> [Assignment]
Which lines in the records below mention the word "data"? Copy each one out.

Stored records:
--- START ---

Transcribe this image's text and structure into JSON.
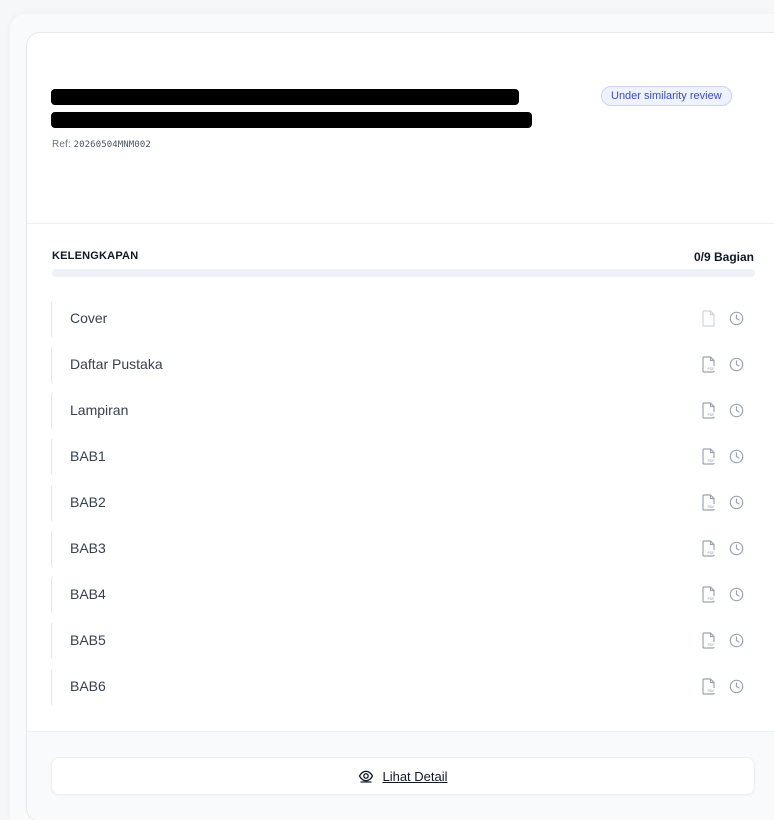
{
  "submission": {
    "ref_prefix": "Ref: ",
    "ref_code": "20260504MNM002",
    "status_badge": "Under similarity review"
  },
  "completeness": {
    "title": "KELENGKAPAN",
    "count_label": "0/9 Bagian",
    "progress_fraction": 0,
    "items": [
      {
        "label": "Cover",
        "file_icon": "file-icon",
        "status_icon": "clock-icon"
      },
      {
        "label": "Daftar Pustaka",
        "file_icon": "pdf-icon",
        "status_icon": "clock-icon"
      },
      {
        "label": "Lampiran",
        "file_icon": "pdf-icon",
        "status_icon": "clock-icon"
      },
      {
        "label": "BAB1",
        "file_icon": "pdf-icon",
        "status_icon": "clock-icon"
      },
      {
        "label": "BAB2",
        "file_icon": "pdf-icon",
        "status_icon": "clock-icon"
      },
      {
        "label": "BAB3",
        "file_icon": "pdf-icon",
        "status_icon": "clock-icon"
      },
      {
        "label": "BAB4",
        "file_icon": "pdf-icon",
        "status_icon": "clock-icon"
      },
      {
        "label": "BAB5",
        "file_icon": "pdf-icon",
        "status_icon": "clock-icon"
      },
      {
        "label": "BAB6",
        "file_icon": "pdf-icon",
        "status_icon": "clock-icon"
      }
    ]
  },
  "footer": {
    "detail_button_label": "Lihat Detail",
    "detail_button_icon": "eye-icon"
  },
  "colors": {
    "badge_border": "#c7d2fe",
    "badge_text": "#3b4bb8",
    "progress_track": "#eef1f5",
    "icon_gray": "#9ca3af"
  }
}
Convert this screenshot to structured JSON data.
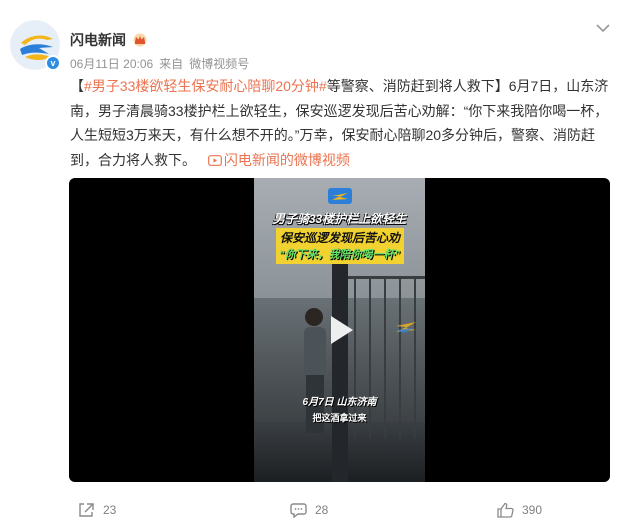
{
  "post": {
    "author": "闪电新闻",
    "meta": {
      "date": "06月11日 20:06",
      "source_prefix": "来自",
      "source": "微博视频号"
    },
    "text": {
      "bracket_open": "【",
      "topic": "#男子33楼欲轻生保安耐心陪聊20分钟#",
      "headline_rest": "等警察、消防赶到将人救下",
      "bracket_close": "】",
      "body": "6月7日，山东济南，男子清晨骑33楼护栏上欲轻生，保安巡逻发现后苦心劝解：“你下来我陪你喝一杯，人生短短3万来天，有什么想不开的。”万幸，保安耐心陪聊20多分钟后，警察、消防赶到，合力将人救下。",
      "video_link": "闪电新闻的微博视频"
    },
    "video": {
      "caption_line1": "男子骑33楼护栏上欲轻生",
      "caption_line2": "保安巡逻发现后苦心劝解",
      "caption_line3": "“你下来，我陪你喝一杯”",
      "caption_date": "6月7日 山东济南",
      "subtitle": "把这酒拿过来"
    },
    "actions": {
      "forward_count": "23",
      "comment_count": "28",
      "like_count": "390"
    }
  },
  "icons": {
    "more": "chevron-down-icon",
    "vip": "crown-icon",
    "verified": "verified-badge-icon",
    "forward": "share-icon",
    "comment": "comment-icon",
    "like": "thumbs-up-icon",
    "play": "play-icon",
    "link": "video-link-icon"
  },
  "colors": {
    "accent": "#eb7350",
    "meta_text": "#939393",
    "verified": "#2b8de4"
  }
}
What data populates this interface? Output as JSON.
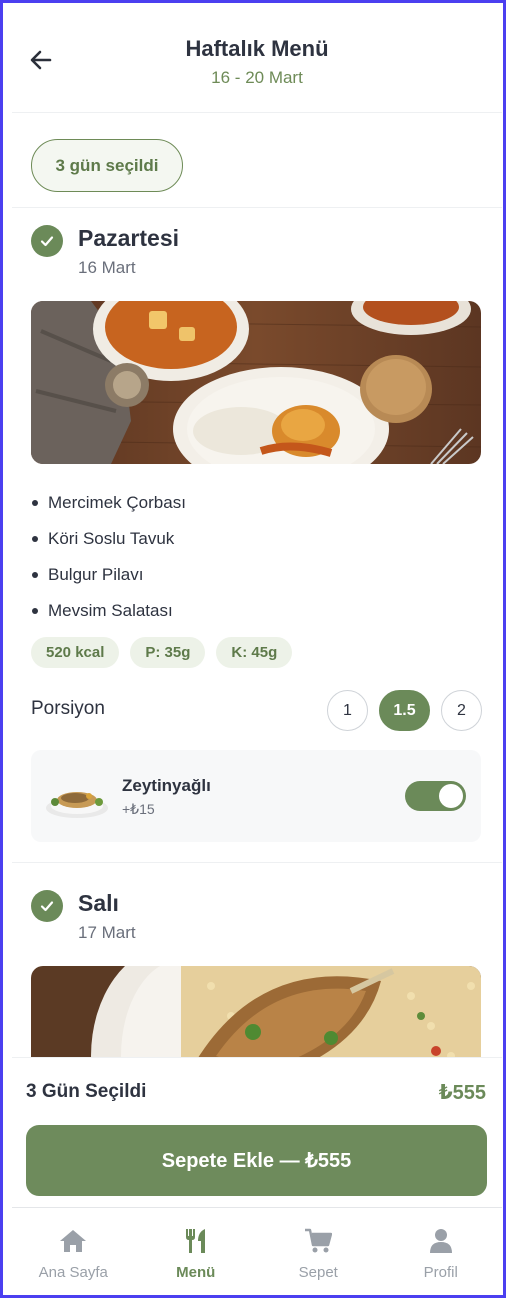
{
  "header": {
    "title": "Haftalık Menü",
    "date_range": "16 - 20 Mart"
  },
  "selection_chip": "3 gün seçildi",
  "days": [
    {
      "name": "Pazartesi",
      "date": "16 Mart",
      "checked": true,
      "items": [
        "Mercimek Çorbası",
        "Köri Soslu Tavuk",
        "Bulgur Pilavı",
        "Mevsim Salatası"
      ],
      "nutrition": [
        "520 kcal",
        "P: 35g",
        "K: 45g"
      ],
      "portion_label": "Porsiyon",
      "portion_options": [
        "1",
        "1.5",
        "2"
      ],
      "portion_selected": "1.5",
      "extra": {
        "name": "Zeytinyağlı",
        "price": "+₺15",
        "enabled": true
      }
    },
    {
      "name": "Salı",
      "date": "17 Mart",
      "checked": true
    }
  ],
  "summary": {
    "label": "3 Gün Seçildi",
    "total": "₺555",
    "cta": "Sepete Ekle — ₺555"
  },
  "tabs": [
    {
      "label": "Ana Sayfa",
      "icon": "home-icon",
      "active": false
    },
    {
      "label": "Menü",
      "icon": "utensils-icon",
      "active": true
    },
    {
      "label": "Sepet",
      "icon": "cart-icon",
      "active": false
    },
    {
      "label": "Profil",
      "icon": "user-icon",
      "active": false
    }
  ],
  "colors": {
    "accent": "#6b8a59",
    "text": "#2e3340",
    "muted": "#9aa0a8"
  }
}
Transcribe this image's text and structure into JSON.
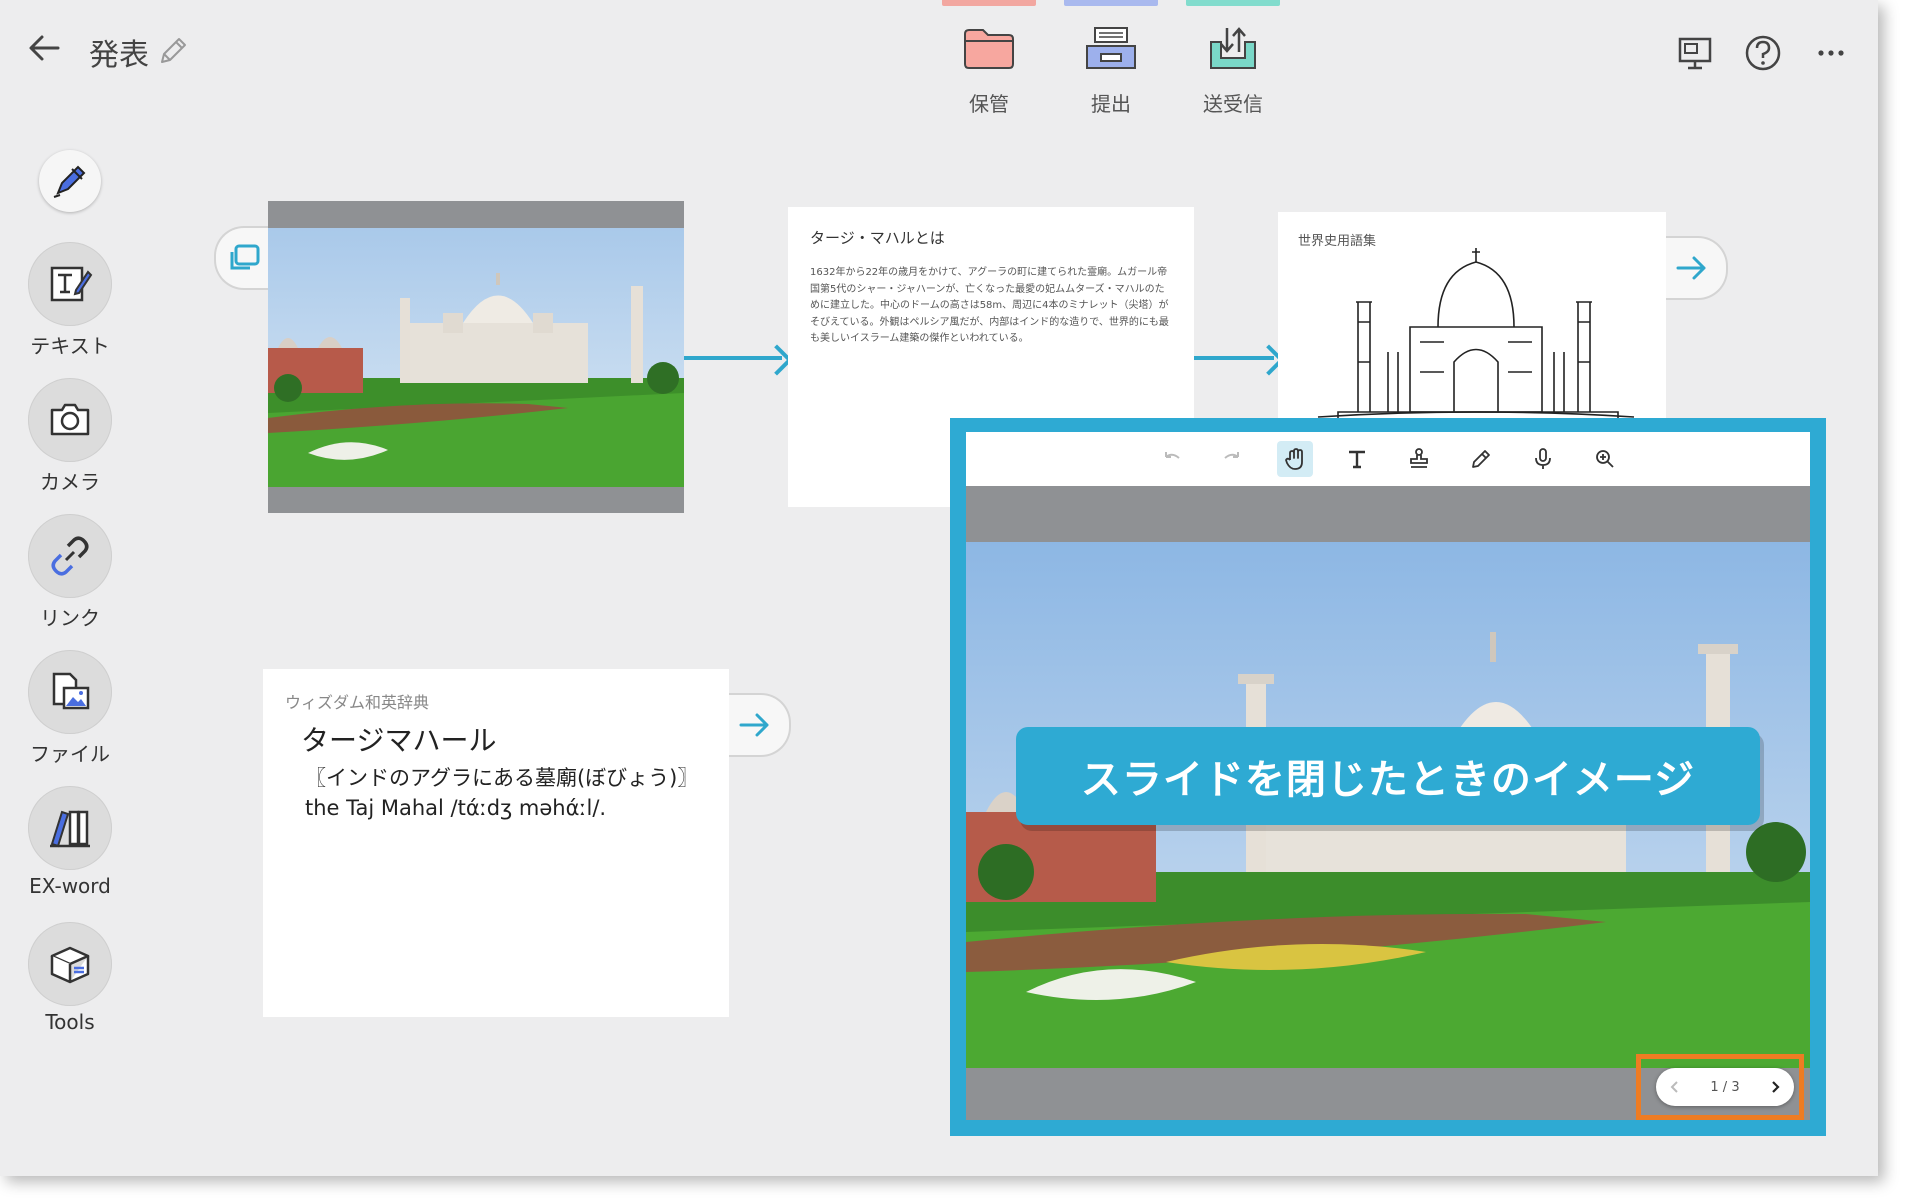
{
  "header": {
    "title": "発表",
    "tools": [
      {
        "label": "保管",
        "color": "#f2a7a0",
        "icon": "folder-icon"
      },
      {
        "label": "提出",
        "color": "#a9b9ee",
        "icon": "tray-icon"
      },
      {
        "label": "送受信",
        "color": "#82dccd",
        "icon": "exchange-icon"
      }
    ],
    "right_icons": [
      "presentation-icon",
      "help-icon",
      "more-icon"
    ]
  },
  "sidebar": {
    "items": [
      {
        "label": "",
        "icon": "pen-icon"
      },
      {
        "label": "テキスト",
        "icon": "text-icon"
      },
      {
        "label": "カメラ",
        "icon": "camera-icon"
      },
      {
        "label": "リンク",
        "icon": "link-icon"
      },
      {
        "label": "ファイル",
        "icon": "file-icon"
      },
      {
        "label": "EX-word",
        "icon": "books-icon"
      },
      {
        "label": "Tools",
        "icon": "tools-box-icon"
      }
    ]
  },
  "cards": {
    "text_card": {
      "title": "タージ・マハルとは",
      "body": "1632年から22年の歳月をかけて、アグーラの町に建てられた霊廟。ムガール帝国第5代のシャー・ジャハーンが、亡くなった最愛の妃ムムターズ・マハルのために建立した。中心のドームの高さは58m、周辺に4本のミナレット（尖塔）がそびえている。外観はペルシア風だが、内部はインド的な造りで、世界的にも最も美しいイスラーム建築の傑作といわれている。"
    },
    "sketch_card": {
      "title": "世界史用語集"
    },
    "dict_card": {
      "source": "ウィズダム和英辞典",
      "word": "タージマハール",
      "definition": "〖インドのアグラにある墓廟(ぼびょう)〗 the Taj Mahal /tάːdʒ məhάːl/."
    }
  },
  "viewer": {
    "tools": [
      "undo-icon",
      "redo-icon",
      "hand-icon",
      "text-tool-icon",
      "stamp-icon",
      "pencil-icon",
      "mic-icon",
      "zoom-icon"
    ],
    "active_tool": "hand-icon",
    "page_indicator": "1 / 3",
    "banner": "スライドを閉じたときのイメージ"
  }
}
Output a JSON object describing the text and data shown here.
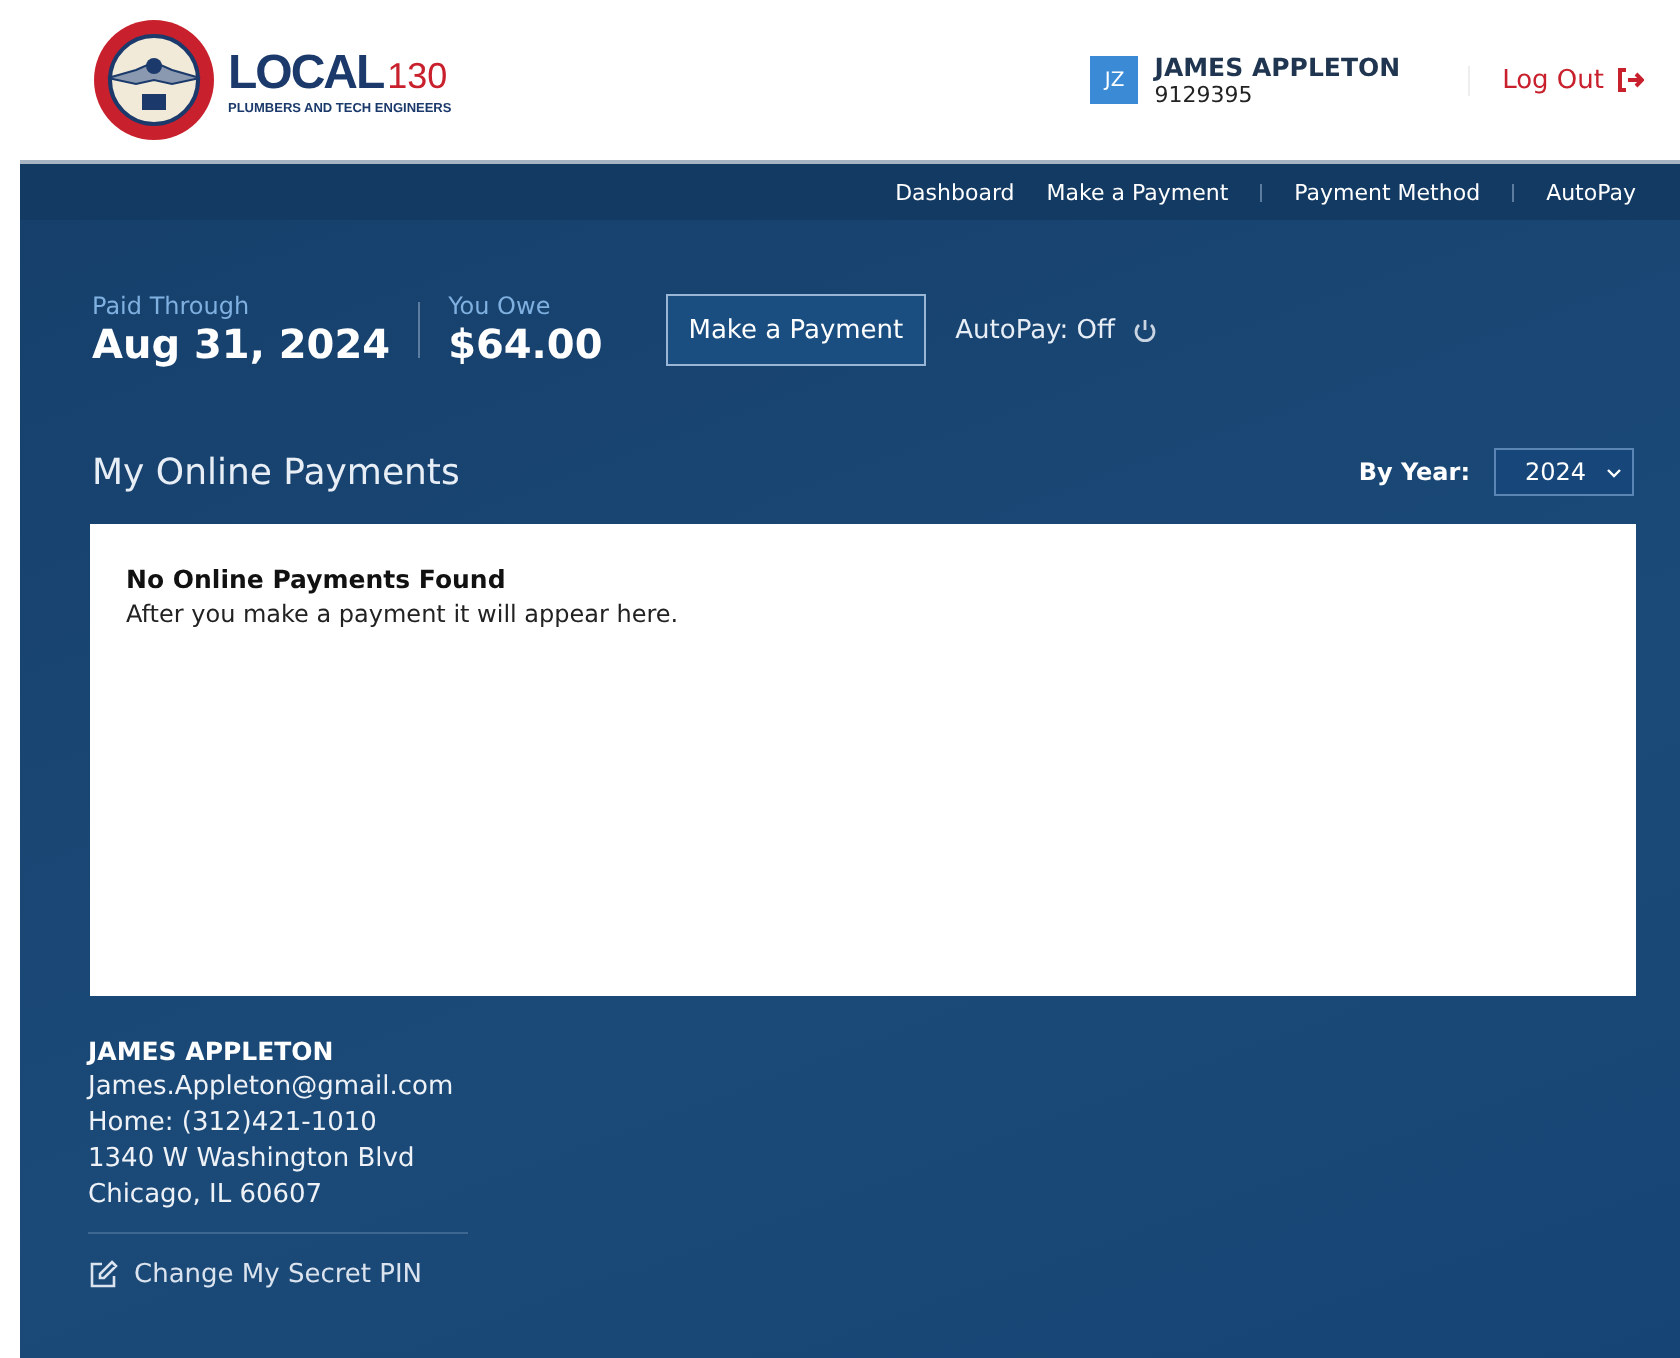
{
  "header": {
    "logo": {
      "name": "LOCAL",
      "number": "130",
      "tagline": "PLUMBERS AND TECH ENGINEERS"
    },
    "user": {
      "initials": "JZ",
      "name": "JAMES APPLETON",
      "member_id": "9129395"
    },
    "logout": "Log Out"
  },
  "nav": [
    {
      "label": "Dashboard"
    },
    {
      "label": "Make a Payment"
    },
    {
      "label": "Payment Method"
    },
    {
      "label": "AutoPay"
    }
  ],
  "summary": {
    "paid_label": "Paid Through",
    "paid_value": "Aug 31, 2024",
    "owe_label": "You Owe",
    "owe_value": "$64.00",
    "pay_button": "Make a Payment",
    "autopay": "AutoPay: Off"
  },
  "payments": {
    "title": "My Online Payments",
    "year_label": "By Year:",
    "year": "2024",
    "empty_title": "No Online Payments Found",
    "empty_text": "After you make a payment it will appear here."
  },
  "contact": {
    "name": "JAMES APPLETON",
    "lines": [
      "James.Appleton@gmail.com",
      "Home: (312)421-1010",
      "1340 W Washington Blvd",
      "Chicago, IL 60607"
    ],
    "pin_link": "Change My Secret PIN"
  }
}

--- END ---

> [Exercise result]
Convert this screenshot to structured JSON data.
What data populates this interface? Output as JSON.
Output a JSON object describing the text and data shown here.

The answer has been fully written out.